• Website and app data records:
-- Opening Marker --
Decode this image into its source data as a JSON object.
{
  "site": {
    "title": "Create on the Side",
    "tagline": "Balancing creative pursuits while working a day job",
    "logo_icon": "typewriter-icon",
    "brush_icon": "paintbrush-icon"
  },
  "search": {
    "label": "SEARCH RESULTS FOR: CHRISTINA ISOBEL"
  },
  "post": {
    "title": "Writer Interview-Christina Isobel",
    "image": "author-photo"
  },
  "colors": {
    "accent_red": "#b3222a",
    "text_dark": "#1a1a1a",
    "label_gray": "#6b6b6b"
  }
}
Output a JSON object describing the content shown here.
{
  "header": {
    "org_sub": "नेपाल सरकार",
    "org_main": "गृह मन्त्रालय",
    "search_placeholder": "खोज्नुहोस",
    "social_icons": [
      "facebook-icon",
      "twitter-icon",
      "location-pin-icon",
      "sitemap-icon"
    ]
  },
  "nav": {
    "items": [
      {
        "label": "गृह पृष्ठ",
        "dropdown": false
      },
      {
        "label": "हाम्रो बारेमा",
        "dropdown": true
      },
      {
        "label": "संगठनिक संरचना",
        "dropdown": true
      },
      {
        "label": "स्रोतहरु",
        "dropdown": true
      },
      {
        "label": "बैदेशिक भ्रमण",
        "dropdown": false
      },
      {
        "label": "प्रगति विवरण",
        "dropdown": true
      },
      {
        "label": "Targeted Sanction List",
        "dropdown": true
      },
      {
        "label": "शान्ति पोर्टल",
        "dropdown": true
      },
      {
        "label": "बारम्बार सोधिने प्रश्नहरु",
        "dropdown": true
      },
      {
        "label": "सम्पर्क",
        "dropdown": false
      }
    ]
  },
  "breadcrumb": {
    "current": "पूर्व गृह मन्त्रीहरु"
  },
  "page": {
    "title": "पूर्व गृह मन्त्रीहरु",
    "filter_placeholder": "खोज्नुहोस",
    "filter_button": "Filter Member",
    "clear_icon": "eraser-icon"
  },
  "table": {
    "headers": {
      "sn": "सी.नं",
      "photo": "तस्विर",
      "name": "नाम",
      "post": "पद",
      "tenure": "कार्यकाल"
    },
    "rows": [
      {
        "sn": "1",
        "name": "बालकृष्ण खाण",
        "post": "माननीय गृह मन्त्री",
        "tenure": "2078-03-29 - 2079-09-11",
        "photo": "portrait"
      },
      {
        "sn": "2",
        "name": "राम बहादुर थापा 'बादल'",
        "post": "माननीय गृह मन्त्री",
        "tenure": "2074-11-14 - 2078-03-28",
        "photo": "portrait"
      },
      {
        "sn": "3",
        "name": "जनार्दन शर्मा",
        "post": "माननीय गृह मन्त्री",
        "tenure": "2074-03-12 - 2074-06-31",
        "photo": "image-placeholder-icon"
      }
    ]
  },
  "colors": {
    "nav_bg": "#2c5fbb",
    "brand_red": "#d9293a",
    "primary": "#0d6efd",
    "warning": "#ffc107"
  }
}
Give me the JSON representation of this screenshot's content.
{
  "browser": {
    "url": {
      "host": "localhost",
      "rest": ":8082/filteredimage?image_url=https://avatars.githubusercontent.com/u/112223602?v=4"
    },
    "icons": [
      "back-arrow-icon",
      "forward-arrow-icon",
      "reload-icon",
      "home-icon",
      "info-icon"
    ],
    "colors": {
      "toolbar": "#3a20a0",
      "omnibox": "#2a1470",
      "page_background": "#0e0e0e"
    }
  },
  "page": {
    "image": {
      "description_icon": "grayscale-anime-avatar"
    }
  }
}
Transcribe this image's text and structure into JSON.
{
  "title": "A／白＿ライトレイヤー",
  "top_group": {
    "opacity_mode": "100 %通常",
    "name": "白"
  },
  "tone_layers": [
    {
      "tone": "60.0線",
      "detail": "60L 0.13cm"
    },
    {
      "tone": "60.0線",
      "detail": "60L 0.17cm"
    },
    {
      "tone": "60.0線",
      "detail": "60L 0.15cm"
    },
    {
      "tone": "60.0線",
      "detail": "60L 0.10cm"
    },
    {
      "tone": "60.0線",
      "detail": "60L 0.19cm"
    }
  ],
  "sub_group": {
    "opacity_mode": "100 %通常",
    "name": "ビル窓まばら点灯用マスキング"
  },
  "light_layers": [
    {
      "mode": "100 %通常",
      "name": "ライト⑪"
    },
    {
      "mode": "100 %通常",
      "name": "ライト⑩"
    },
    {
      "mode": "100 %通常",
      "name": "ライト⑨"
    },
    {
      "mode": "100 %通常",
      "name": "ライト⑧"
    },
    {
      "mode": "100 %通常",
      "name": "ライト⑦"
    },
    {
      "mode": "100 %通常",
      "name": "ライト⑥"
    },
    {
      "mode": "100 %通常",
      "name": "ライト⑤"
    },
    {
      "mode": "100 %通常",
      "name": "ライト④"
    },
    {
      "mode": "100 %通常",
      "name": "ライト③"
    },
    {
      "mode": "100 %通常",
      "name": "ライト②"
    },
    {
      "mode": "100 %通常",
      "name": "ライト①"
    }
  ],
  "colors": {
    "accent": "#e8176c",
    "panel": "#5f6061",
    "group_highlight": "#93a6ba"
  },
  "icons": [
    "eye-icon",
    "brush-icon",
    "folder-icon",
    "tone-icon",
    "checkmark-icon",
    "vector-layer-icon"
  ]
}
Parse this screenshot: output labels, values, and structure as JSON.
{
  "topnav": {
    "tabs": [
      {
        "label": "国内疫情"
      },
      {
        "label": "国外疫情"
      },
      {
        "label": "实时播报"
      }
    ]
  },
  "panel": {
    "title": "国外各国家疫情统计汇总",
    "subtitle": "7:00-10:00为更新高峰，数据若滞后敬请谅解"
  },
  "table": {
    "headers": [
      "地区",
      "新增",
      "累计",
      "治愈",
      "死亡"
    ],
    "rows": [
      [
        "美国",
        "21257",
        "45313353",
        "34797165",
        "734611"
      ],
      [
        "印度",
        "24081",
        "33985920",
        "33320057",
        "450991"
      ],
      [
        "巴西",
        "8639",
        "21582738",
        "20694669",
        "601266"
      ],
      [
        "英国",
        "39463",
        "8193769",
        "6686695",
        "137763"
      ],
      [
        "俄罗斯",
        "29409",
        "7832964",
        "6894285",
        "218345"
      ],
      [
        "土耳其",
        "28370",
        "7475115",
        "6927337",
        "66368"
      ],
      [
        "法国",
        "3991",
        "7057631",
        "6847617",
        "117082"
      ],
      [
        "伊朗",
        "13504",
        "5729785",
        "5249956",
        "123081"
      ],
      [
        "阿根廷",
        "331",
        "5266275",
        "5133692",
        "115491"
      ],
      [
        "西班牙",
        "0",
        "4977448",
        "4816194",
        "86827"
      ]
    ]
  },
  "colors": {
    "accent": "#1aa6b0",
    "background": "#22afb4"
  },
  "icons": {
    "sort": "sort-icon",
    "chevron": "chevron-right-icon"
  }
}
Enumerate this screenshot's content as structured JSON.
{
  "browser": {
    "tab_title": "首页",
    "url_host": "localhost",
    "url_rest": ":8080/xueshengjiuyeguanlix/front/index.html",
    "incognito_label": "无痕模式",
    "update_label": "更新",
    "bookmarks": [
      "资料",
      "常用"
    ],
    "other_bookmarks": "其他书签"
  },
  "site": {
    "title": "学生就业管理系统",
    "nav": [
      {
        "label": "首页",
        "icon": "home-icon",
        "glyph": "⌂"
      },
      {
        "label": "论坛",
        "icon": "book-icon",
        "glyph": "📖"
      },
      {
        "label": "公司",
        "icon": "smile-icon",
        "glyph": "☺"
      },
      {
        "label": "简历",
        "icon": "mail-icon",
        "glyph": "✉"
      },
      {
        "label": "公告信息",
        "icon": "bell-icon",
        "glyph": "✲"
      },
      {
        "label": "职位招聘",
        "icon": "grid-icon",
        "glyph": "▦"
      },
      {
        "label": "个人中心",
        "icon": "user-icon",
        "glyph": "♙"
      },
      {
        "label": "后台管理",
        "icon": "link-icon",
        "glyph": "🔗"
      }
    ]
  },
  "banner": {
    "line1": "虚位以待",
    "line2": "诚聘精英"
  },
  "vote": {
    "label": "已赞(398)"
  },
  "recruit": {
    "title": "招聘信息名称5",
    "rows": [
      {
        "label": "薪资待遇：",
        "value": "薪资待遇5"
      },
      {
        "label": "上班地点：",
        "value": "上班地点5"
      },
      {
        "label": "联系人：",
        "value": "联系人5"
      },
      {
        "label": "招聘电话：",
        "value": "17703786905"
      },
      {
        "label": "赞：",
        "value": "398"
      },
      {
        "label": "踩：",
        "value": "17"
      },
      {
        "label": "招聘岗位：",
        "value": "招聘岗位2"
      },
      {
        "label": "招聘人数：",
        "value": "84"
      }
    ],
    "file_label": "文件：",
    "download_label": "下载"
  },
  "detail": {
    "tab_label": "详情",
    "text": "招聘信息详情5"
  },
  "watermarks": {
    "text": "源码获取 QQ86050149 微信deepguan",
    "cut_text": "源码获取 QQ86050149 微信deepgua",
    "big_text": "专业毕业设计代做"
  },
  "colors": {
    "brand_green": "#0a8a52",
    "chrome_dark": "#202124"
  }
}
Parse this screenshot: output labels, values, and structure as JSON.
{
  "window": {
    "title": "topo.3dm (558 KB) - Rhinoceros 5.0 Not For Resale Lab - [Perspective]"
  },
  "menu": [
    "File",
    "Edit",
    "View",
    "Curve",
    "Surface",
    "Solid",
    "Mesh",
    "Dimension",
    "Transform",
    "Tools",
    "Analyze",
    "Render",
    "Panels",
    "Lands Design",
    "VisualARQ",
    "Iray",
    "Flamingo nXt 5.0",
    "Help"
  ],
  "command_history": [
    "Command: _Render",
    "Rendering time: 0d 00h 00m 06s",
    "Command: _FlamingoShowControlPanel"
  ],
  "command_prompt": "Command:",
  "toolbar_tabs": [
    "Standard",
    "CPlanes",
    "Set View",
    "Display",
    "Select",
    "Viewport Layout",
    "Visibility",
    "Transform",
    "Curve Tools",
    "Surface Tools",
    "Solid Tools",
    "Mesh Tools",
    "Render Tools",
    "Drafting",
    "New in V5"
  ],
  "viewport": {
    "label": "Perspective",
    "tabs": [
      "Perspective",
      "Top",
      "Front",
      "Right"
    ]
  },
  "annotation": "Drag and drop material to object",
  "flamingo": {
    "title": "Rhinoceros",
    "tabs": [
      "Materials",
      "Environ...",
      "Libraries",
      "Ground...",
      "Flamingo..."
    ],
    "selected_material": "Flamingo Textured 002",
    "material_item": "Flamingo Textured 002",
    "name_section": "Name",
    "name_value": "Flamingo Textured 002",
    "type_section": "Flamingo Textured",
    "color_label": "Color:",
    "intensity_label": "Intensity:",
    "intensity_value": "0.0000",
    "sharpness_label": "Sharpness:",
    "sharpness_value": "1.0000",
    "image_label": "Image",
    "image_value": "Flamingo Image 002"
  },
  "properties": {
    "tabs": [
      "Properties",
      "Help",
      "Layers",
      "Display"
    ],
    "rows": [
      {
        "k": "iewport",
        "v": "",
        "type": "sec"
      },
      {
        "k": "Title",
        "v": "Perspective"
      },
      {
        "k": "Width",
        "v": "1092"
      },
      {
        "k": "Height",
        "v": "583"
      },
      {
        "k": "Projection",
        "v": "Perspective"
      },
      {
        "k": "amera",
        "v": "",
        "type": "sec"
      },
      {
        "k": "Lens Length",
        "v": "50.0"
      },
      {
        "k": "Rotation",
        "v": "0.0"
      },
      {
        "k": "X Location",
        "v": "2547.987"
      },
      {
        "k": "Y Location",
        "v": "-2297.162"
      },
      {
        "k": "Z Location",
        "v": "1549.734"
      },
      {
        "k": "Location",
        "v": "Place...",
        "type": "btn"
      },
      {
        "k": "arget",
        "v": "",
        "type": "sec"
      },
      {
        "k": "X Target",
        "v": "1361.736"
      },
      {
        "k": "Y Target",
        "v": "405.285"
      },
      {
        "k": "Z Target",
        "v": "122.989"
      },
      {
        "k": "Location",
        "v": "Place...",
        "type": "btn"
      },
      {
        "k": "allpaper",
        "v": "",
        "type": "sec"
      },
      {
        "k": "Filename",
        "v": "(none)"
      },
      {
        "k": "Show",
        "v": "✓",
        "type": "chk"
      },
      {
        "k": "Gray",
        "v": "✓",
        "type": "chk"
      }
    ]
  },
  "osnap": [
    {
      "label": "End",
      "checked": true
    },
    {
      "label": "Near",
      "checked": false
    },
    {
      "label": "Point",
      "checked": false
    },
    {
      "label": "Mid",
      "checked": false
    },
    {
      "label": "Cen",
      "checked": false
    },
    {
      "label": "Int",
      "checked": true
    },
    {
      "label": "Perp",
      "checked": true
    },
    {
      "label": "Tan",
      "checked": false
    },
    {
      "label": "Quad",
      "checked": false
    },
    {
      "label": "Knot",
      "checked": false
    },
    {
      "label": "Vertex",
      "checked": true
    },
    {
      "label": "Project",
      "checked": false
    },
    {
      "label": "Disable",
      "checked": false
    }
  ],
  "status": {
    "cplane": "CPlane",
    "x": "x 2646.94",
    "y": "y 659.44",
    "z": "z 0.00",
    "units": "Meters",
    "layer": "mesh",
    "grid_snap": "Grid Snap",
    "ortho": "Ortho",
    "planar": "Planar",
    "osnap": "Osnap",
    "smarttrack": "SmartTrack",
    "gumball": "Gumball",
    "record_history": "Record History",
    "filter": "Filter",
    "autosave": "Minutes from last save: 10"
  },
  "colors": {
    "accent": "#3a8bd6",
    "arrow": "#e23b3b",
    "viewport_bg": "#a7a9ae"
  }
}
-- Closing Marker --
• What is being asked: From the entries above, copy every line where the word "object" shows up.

• Expected answer:
Decode this image into its source data as a JSON object.
Output a JSON object describing the content shown here.
  "annotation": "Drag and drop material to object",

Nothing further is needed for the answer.